Problem statement: Write out each line from the data below that includes the word "байт".

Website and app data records
--*--

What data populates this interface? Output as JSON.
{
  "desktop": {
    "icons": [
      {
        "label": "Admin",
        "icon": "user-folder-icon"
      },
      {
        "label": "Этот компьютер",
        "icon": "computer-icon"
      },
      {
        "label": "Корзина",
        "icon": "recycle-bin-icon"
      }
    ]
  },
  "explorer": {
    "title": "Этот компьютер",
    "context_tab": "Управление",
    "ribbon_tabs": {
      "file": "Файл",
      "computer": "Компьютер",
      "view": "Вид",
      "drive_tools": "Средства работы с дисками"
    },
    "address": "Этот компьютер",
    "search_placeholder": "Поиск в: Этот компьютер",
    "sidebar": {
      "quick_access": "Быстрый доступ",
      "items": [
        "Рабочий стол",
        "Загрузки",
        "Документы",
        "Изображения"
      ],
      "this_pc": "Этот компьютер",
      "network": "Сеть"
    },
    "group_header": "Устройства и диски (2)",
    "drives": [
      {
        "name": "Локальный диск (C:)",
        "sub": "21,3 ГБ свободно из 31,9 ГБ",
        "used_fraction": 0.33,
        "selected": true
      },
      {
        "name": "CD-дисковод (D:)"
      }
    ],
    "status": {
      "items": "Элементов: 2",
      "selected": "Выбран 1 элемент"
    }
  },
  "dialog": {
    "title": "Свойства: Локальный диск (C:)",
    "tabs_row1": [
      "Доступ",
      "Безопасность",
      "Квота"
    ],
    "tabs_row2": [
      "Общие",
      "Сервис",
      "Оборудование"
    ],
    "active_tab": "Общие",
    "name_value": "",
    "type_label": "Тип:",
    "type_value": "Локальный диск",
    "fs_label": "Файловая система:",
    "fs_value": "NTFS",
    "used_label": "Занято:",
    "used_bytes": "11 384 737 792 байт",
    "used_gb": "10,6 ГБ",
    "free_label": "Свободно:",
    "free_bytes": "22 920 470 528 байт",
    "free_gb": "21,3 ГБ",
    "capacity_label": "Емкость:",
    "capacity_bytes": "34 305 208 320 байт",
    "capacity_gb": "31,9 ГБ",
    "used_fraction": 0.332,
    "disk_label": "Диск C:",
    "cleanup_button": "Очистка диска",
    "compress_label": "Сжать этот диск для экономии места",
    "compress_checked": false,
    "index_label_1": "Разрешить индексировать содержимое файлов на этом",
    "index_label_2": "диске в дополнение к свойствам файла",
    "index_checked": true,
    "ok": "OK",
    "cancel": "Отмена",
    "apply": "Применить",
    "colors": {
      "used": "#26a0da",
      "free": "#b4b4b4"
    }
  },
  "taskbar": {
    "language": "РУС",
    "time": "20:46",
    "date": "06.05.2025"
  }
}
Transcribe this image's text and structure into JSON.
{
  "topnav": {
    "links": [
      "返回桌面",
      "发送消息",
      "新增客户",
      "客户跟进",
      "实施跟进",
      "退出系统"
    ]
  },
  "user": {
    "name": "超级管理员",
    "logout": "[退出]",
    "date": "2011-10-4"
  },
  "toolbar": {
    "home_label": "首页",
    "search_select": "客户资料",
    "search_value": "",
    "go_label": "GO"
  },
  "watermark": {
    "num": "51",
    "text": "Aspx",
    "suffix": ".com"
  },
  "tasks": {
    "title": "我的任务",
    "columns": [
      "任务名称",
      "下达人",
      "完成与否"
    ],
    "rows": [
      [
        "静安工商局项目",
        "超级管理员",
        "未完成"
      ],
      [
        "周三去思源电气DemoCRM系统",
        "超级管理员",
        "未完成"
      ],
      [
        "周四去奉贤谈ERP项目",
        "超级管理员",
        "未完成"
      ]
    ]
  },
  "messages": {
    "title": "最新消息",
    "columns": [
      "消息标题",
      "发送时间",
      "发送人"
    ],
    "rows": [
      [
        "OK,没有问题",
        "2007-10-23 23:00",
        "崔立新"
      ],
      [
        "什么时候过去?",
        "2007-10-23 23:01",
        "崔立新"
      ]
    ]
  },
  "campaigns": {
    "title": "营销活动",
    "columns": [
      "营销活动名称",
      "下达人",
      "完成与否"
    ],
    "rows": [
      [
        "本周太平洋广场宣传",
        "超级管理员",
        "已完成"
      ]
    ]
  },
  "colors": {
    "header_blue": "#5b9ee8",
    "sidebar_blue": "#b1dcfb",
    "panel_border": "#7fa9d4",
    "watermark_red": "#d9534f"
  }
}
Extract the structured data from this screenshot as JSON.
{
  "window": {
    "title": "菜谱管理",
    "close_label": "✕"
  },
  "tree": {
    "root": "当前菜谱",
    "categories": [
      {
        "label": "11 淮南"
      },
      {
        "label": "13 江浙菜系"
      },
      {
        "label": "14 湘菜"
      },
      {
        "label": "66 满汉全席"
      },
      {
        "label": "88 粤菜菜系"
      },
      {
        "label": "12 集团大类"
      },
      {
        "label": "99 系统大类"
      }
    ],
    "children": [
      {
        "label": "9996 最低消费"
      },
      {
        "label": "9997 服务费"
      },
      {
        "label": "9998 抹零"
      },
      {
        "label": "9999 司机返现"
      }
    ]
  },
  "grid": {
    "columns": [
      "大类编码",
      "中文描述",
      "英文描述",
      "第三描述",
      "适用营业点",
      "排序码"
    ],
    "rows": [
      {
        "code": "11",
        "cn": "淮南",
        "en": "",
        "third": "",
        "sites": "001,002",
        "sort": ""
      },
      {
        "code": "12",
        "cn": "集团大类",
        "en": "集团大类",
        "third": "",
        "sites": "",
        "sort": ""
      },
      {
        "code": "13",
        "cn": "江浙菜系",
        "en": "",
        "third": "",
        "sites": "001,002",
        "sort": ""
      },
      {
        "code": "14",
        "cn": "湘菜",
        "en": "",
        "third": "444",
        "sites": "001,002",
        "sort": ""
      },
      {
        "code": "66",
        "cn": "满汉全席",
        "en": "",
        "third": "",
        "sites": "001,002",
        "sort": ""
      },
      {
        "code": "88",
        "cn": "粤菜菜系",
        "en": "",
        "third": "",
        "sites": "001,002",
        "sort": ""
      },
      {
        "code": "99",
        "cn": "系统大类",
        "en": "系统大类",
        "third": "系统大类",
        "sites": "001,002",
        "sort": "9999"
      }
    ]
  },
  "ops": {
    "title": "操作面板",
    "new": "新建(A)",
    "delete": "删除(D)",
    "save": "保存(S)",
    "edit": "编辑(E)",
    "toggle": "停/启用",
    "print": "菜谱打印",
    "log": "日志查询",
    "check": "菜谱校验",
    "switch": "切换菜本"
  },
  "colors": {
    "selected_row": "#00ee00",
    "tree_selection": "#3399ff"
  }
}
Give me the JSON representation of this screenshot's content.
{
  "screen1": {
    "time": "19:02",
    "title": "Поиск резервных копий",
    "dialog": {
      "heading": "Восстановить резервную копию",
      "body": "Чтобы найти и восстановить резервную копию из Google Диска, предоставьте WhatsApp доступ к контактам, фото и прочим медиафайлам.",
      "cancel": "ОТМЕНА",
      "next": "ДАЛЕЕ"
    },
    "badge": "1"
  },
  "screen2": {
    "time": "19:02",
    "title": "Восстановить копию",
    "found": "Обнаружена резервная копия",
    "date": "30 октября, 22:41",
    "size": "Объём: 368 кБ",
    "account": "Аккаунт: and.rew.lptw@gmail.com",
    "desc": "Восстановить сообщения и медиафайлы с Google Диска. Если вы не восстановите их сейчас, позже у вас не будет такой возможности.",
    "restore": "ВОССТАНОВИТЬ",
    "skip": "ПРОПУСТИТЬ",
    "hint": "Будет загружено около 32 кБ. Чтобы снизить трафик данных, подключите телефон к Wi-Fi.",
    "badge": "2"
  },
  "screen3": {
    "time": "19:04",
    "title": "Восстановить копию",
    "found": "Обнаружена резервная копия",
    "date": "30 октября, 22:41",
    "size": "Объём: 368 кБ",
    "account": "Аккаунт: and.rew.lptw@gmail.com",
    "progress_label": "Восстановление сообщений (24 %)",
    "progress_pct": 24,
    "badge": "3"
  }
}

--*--

Response to this task:
    "used_bytes": "11 384 737 792 байт",
    "free_bytes": "22 920 470 528 байт",
    "capacity_bytes": "34 305 208 320 байт",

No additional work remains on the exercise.